|WO2001031570A3 *||Oct 27, 2000||Mar 7, 2002||Digital Ink Inc||Tracking motion of a writing instrument|
|WO2003077192A1 *||Mar 12, 2003||Sep 18, 2003||O-Pen Aps||A touch pad, a stylus for use with the touch pad, and a method of operating the touch pad|
|WO2004081956A2 *||Mar 12, 2004||Sep 23, 2004||O-Pen Aps||A multitasking radiation sensor|
|WO2004081956A3 *||Mar 12, 2004||Nov 11, 2004||O Pen Aps||A multitasking radiation sensor|
|WO2007063449A1 *||Nov 21, 2006||Jun 7, 2007||Koninklijke Philips Electronics N. V.||Light pen input system and method, particularly for use with large area non-crt displays|
|WO2010145002A1 *||Jun 16, 2010||Dec 23, 2010||Baanto International Ltd.||Two-dimensional position sensing systems and sensors therefor|
|U.S. Classification||345/180, 345/183|
|International Classification||G06F3/038, G06F3/0354, G06F3/042|
|Cooperative Classification||G06F3/0425, G06F3/0386, G06F3/03542, G06F3/0325|
|European Classification||G06F3/0354L, G06F3/03H, G06F3/038L|
|May 17, 1991||AS||Assignment|
Owner name: DIGITAL STREAM CORP A CORPORATION OF JAPAN, JAPAN
Free format text: ASSIGNMENT OF ASSIGNORS INTEREST.;ASSIGNOR:AOYAGI, TETUJI;REEL/FRAME:005700/0767

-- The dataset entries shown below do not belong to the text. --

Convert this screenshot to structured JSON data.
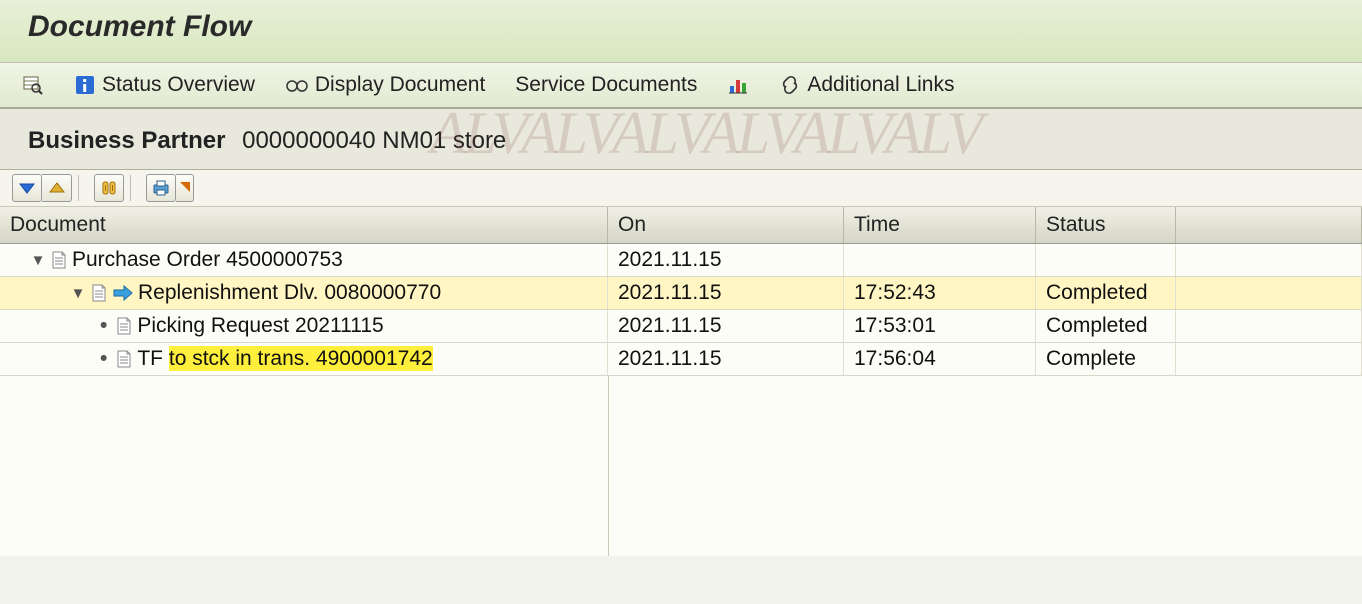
{
  "title": "Document Flow",
  "toolbar": {
    "status_overview": "Status Overview",
    "display_document": "Display Document",
    "service_documents": "Service Documents",
    "additional_links": "Additional Links"
  },
  "business_partner": {
    "label": "Business Partner",
    "value": "0000000040 NM01 store"
  },
  "columns": {
    "document": "Document",
    "on": "On",
    "time": "Time",
    "status": "Status"
  },
  "rows": [
    {
      "indent": 1,
      "toggle": true,
      "arrow": false,
      "doc": "Purchase Order 4500000753",
      "on": "2021.11.15",
      "time": "",
      "status": "",
      "highlight": false,
      "yellow_part": ""
    },
    {
      "indent": 2,
      "toggle": true,
      "arrow": true,
      "doc_prefix": "",
      "doc": "Replenishment Dlv. 0080000770",
      "on": "2021.11.15",
      "time": "17:52:43",
      "status": "Completed",
      "highlight": true,
      "yellow_part": ""
    },
    {
      "indent": 3,
      "toggle": false,
      "arrow": false,
      "doc": "Picking Request 20211115",
      "on": "2021.11.15",
      "time": "17:53:01",
      "status": "Completed",
      "highlight": false,
      "yellow_part": ""
    },
    {
      "indent": 3,
      "toggle": false,
      "arrow": false,
      "doc_prefix": "TF ",
      "doc": "to stck in trans. 4900001742",
      "on": "2021.11.15",
      "time": "17:56:04",
      "status": "Complete",
      "highlight": false,
      "yellow_part": "to stck in trans. 4900001742"
    }
  ]
}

Effective date: 19910401
|Aug 24, 1992||AS||Assignment|
Owner name: DATA STREAM CORPORATION, JAPAN
Free format text: ASSIGNMENT OF ASSIGNORS INTEREST.;ASSIGNOR:DIGITAL STREAM CORPORATION;REEL/FRAME:006238/0197
Effective date: 19920406
|May 24, 1996||FPAY||Fee payment|
Year of fee payment: 4
|May 17, 2000||FPAY||Fee payment|
Year of fee payment: 8
|Jun 9, 2004||REMI||Maintenance fee reminder mailed|
|Nov 24, 2004||LAPS||Lapse for failure to pay maintenance fees|
|Jan 18, 2005||FP||Expired due to failure to pay maintenance fee|
Effective date: 20041124